Scoring: The timed "Up and Go" test on the command "Go" measures, in seconds, the time taken by an individual to stand up from a standard arm chair (approximate seat height of 46 cm [18in], arm height 65 cm [25.6 in]), walk 3 meters at a comfortable speed (118 inches, approximately 10 feet), turn, walk back to the chair, and sit down. The participant should have one practice trial that is not included in the score. Participants are timed (in seconds) when performing the TUG 3 conditions:
1. TUG alone-from sitting in a chair, stand up, walk 3 meters, turn around, walk back, and sit down.
2. TUG Cognitive-complete the task while counting backwards from a randomly selected number between 20 and 100.
3. TUG manual-complete the task while carrying a full cup of water. The time taken to complete the task is strongly correlated to level of functional mobility, (i.e., the more time taken, the more dependent in activities of daily living).
Administration: 15 minutes or less.
Psychometric Properties: Inter-rater reliability is high within the same day, three-rater intra-class correlation coefficient of 0.992. Intra-rater reliability over longer periods (up to 132 days) is not as high with a reliability of 0.749. Test - retest (2-7 days) standard error of measurement has been measured as 1 second. Moderate to high correlations observed with scores on Berg Balance Scale, gait speed, stair climbing and Barthel Index of Activities of Daily Living Scale.
This test is recommended for individuals with SCI, Stroke, and Parkinson's Disease (Stage I, II and III).
Strengths/Weaknesses: The cutoff levels for TUG is 13.5 seconds or longer with an overall correct prediction rate of 90%; for TUG manual is 14.5 seconds or longer with a 90% correct prediction rate; and TUG cognitive is 15 seconds or longer with an overall correct prediction rate of 87%.
SCI-Pediatric specific: Studies investigating typically developing children as well as children with cerebral palsy and traumatic brain injury found it is a good tool to assess mobility in the pediatric population, as young as 3 years of age. The child must be able to follow directions. It has not been evaluated specifically with children with SCI.

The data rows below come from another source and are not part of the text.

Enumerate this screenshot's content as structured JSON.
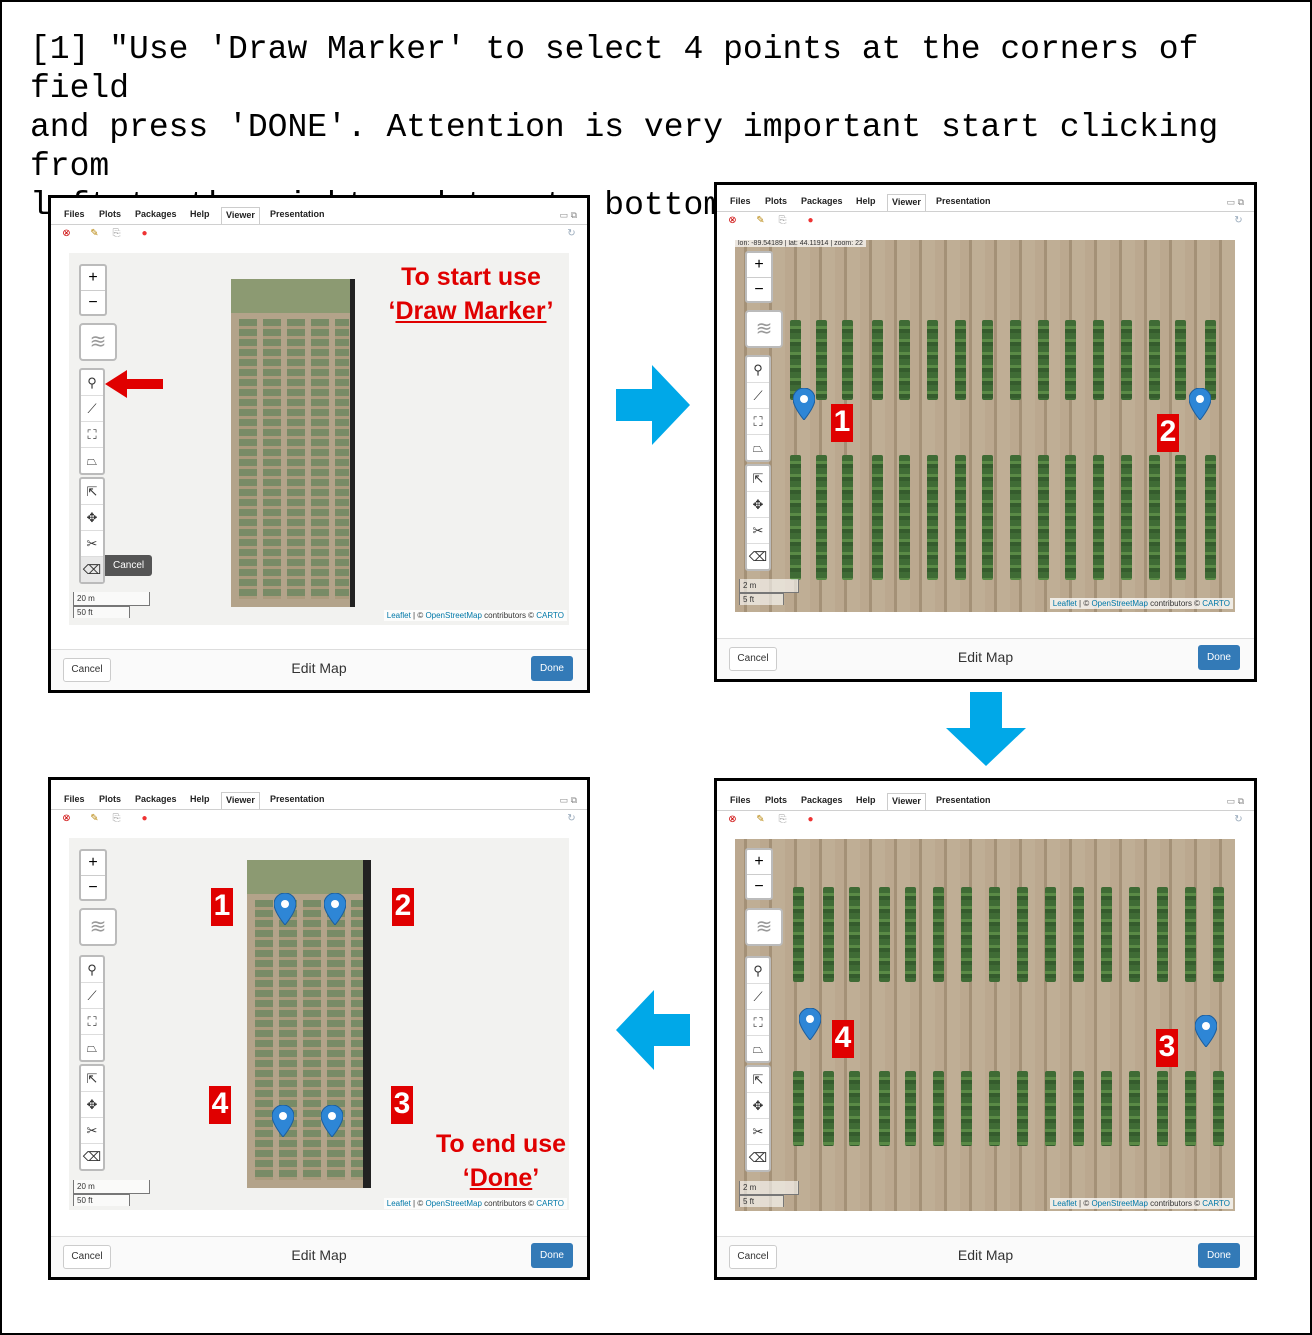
{
  "caption": "[1] \"Use 'Draw Marker' to select 4 points at the corners of field\nand press 'DONE'. Attention is very important start clicking from\nleft to the right and top to bottom.\"",
  "tabs": [
    "Files",
    "Plots",
    "Packages",
    "Help",
    "Viewer",
    "Presentation"
  ],
  "active_tab": "Viewer",
  "dialog": {
    "cancel": "Cancel",
    "title": "Edit Map",
    "done": "Done"
  },
  "map": {
    "zoom_in": "+",
    "zoom_out": "−",
    "cancel_tip": "Cancel",
    "scale_wide": [
      "20 m",
      "50 ft"
    ],
    "scale_close": [
      "2 m",
      "5 ft"
    ],
    "attribution": {
      "leaflet": "Leaflet",
      "sep1": " | © ",
      "osm": "OpenStreetMap",
      "contrib": " contributors © ",
      "carto": "CARTO"
    },
    "coords": "lon: -89.54189 | lat: 44.11914 | zoom: 22"
  },
  "annotations": {
    "start_line1": "To start use",
    "start_line2_q1": "‘",
    "start_line2": "Draw Marker",
    "start_line2_q2": "’",
    "end_line1": "To end use",
    "end_line2_q1": "‘",
    "end_line2": "Done",
    "end_line2_q2": "’",
    "marker_numbers": [
      "1",
      "2",
      "3",
      "4"
    ]
  },
  "colors": {
    "done_button": "#337ab7",
    "annotation_red": "#e00000",
    "flow_arrow": "#00a8e8",
    "marker": "#2e86d6"
  },
  "icons": [
    "zoom-in-icon",
    "zoom-out-icon",
    "layers-icon",
    "marker-icon",
    "polyline-icon",
    "rectangle-icon",
    "polygon-icon",
    "edit-icon",
    "move-icon",
    "cut-icon",
    "erase-icon"
  ]
}
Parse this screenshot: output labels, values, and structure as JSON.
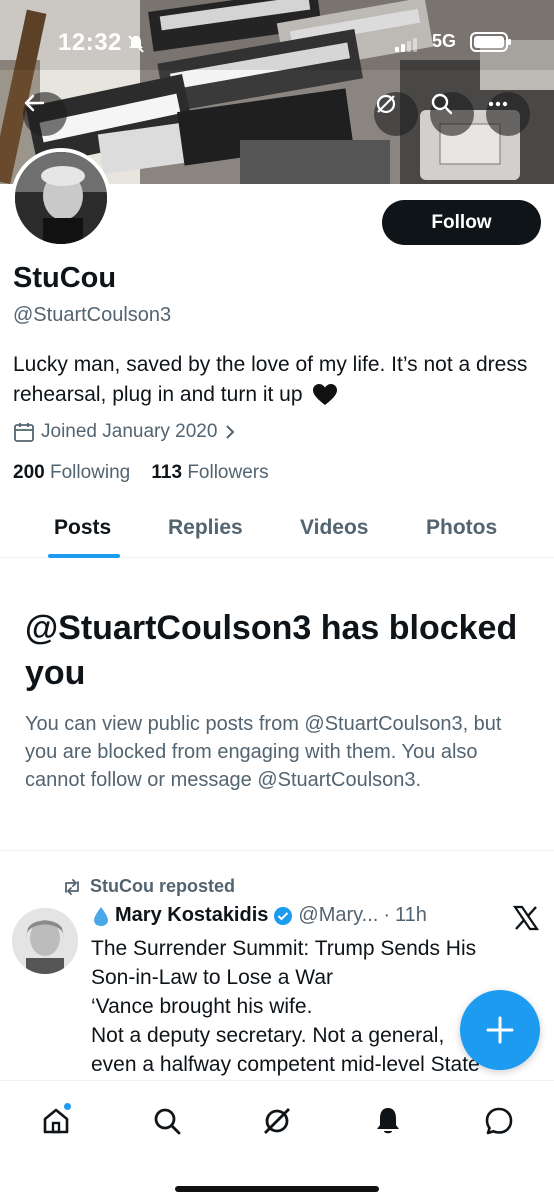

NeuroRehab Specific: Easily performed and clinically relevant; requires multiple aspects of motor function. Good psychometric properties, easy to administer, has three conditions that map well onto functional scenarios. Comprehensive in that it includes measures of gait, turning, and sit to stand.
Barry E, Galvin R, Keogh C, Horgan F, Fahey T. Is the Timed Up and Go test a useful predictor of risk of falls in community dwelling older adults: a systematic review and meta-analysis. BMC Geriatr. 2014 Feb 1;14:14.
Podsiadlo D & Richardson S. The timed "Up & Go": a test of basic functional mobility for frail elderly persons. J Am Geriatr Soc. 1991;39(2):142-148.
Wall JC, Bell C, Campbell S, Davis J. The Timed Get-up-and-Go test revisited: measurement of the component tasks. J Rehabil Res Dev. 2000;37(1):109-113.
Huntington's Disease References:
Mathias S, Nayak US, Isaacs B. Balance in elderly patients: the "get-up and go" test. Arch Phys Med Rehabil. 1986;67(6):387-389.
Podsiadlo D, Richardson S. The timed "Up& Go": a test of basic functional mobility for frail elderly persons. J Am Geriatr Soc. 1991;39(2):142-148.
Rao AK, Muratori L, Louis ED, Moskowitz CB, Marder KS. Clinical measurement of mobility and balance impairments in Huntington's disease: validity and responsiveness. Gait Posture. 2009;29(3):433-436.
Nicolini-Panisson RD & Donadio MV. Timed "Up & Go" test in children and adolescents. Rev Paul Pediatr. 2013;31(3):377-383.
Williams EN, Carroll SG, Reddihough DS, Phillips BA, Galea MP. Investigation of the timed 'up & go' test in children. Dev Med Child Neurol. 2005;47(8):518-524.
Document last updated January 2022